So far I have only done the very tiniest first bit.  But there are supposedly 10,000 vocabulary words and 1,000 lessons.  You can use it to learn to write kanji too, so maybe I will learn that as well.  There is a dictionary/phrasebook contained in the program for use when you travel to Japan, and if you fail to speak you can use the sketchbook function to draw a picture of what you need!

I do not have any current plans to visit Japan, however.  Maybe someday!

Mid-January 2009

12 January 2009

I apologize for the extremely uncreative title.  But this is a catch-up post.

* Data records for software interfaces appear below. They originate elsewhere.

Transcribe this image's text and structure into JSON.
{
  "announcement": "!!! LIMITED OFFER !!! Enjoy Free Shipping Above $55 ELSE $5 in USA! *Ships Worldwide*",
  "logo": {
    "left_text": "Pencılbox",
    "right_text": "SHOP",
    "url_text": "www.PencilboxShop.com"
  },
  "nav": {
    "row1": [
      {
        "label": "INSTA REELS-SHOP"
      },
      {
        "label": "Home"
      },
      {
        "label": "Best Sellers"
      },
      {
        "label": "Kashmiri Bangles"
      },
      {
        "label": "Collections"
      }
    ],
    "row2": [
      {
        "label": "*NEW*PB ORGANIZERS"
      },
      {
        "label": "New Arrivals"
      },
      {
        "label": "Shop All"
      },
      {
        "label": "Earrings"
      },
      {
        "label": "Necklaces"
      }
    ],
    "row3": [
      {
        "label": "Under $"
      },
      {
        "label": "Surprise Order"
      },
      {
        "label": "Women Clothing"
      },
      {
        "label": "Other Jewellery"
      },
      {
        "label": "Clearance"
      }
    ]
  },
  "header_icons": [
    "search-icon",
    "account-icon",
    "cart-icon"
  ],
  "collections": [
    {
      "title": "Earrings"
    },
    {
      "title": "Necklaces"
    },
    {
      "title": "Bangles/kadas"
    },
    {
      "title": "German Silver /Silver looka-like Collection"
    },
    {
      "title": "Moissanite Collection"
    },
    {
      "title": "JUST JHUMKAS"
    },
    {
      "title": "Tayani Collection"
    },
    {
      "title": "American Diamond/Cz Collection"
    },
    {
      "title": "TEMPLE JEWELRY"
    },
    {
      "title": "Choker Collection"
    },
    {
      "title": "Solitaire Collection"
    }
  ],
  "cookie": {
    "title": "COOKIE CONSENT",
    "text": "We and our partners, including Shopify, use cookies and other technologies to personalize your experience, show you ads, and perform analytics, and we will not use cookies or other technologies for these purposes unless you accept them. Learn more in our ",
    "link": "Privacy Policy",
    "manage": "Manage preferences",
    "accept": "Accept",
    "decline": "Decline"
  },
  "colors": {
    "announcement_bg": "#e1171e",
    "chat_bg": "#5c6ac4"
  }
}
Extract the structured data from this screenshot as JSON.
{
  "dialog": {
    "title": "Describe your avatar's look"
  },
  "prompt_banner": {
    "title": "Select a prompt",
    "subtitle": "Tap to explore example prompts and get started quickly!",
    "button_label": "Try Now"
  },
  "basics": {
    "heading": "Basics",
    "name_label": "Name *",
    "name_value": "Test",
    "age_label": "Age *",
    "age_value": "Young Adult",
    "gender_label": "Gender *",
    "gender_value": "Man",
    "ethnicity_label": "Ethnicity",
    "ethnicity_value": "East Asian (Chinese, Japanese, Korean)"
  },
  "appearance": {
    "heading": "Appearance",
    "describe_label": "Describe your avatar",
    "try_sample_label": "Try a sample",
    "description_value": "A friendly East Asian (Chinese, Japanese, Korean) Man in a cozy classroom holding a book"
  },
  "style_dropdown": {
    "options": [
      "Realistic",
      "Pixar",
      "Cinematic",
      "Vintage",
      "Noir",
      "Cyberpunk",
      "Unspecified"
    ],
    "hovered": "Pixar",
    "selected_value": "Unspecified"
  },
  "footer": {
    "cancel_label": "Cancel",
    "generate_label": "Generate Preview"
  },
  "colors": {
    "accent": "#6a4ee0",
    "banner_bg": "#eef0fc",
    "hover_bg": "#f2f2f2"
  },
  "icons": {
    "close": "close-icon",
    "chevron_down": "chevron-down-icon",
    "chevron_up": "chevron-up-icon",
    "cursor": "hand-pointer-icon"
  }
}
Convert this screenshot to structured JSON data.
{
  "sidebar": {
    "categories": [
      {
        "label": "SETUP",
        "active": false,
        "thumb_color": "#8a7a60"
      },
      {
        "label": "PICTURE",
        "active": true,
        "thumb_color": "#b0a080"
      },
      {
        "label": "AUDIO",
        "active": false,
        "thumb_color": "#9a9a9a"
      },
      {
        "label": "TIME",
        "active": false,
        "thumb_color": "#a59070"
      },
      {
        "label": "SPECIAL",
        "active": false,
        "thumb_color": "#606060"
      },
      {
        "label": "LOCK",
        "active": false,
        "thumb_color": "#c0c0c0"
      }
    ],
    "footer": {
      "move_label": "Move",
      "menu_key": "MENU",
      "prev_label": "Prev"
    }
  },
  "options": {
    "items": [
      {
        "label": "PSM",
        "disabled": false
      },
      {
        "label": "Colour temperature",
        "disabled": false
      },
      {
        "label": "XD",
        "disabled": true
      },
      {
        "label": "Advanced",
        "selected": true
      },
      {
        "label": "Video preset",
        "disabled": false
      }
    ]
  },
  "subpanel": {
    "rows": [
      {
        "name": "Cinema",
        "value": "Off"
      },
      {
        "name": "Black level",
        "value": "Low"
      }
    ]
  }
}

It’s mid-January already.  The marking period ends next week and all the kids are overwhelmed with projects and tests.  It’s only a week since we came back from break and it seems like break never happened.

My wonderful husband went to California last week to do some work, mostly videotaping but some web-tech stuff also.  Once his work was done he stayed for an extra couple of days to hang out with friends and play Rock Band with people who could really handle it…unlike those of us who played on January 2, who benefitted from the “no-fail feature.”  No, these were people who could keep my husband on his toes!

Meanwhile, I was home, working.  I had to do all of the chores myself: cooking, taking out the trash, feeding the cat, etc.  Which really is not all that hard to do.  I took advantage of mygarliccookbook opportunity and last Tuesday I roasted a chicken, using a recipe from the Garlic, Garlic, Garlic cookbook involving roasting some garlic, then putting the roasted garlic, a halved lemon and some herbs inside the chicken before roasting the chicken.  Afterward, a sauce is made with pan juices, more lemon juice, and the roasted garlic.  The bird comes out really tender and yummy!

I’m still eating chicken.

I am down to a last sandwich-worth of chicken salad, however, so that is pretty good.  I had some of it as soup, when I came down with “the virus going around school” last week.  I woke up freezing cold and wet with sweat several times a night for two nights in a row, and was achy and dizzy and very brain-fogged.  It made teaching a challenge, especially on Friday.  So anyway, I made a really easy chicken soup, as shown here:


Easy chicken soup, by teawithbuzz

  • 3 cups water
  • 1 tbs “better than bouillon” chicken base
  • about 1 carrot, chopped
  • about 1 stalk celery, chopped
  • about 1/2 cup chopped cooked chicken
  • 1 handful egg noodles

Put water and chicken base in pot, bring to a boil.  Add carrots and celery, simmer 5 minutes.  Add chicken and egg noodles, simmer until noodles are tender.  Serves 2, or serves one for dinner and serves one again for lunch the next day.

I slept a LOT over the weekend to recover, and I feel much better now, plus I have my husband back now, and he cooked a yummy stir-fry for dinner!    I enjoy having someone else cook dinner!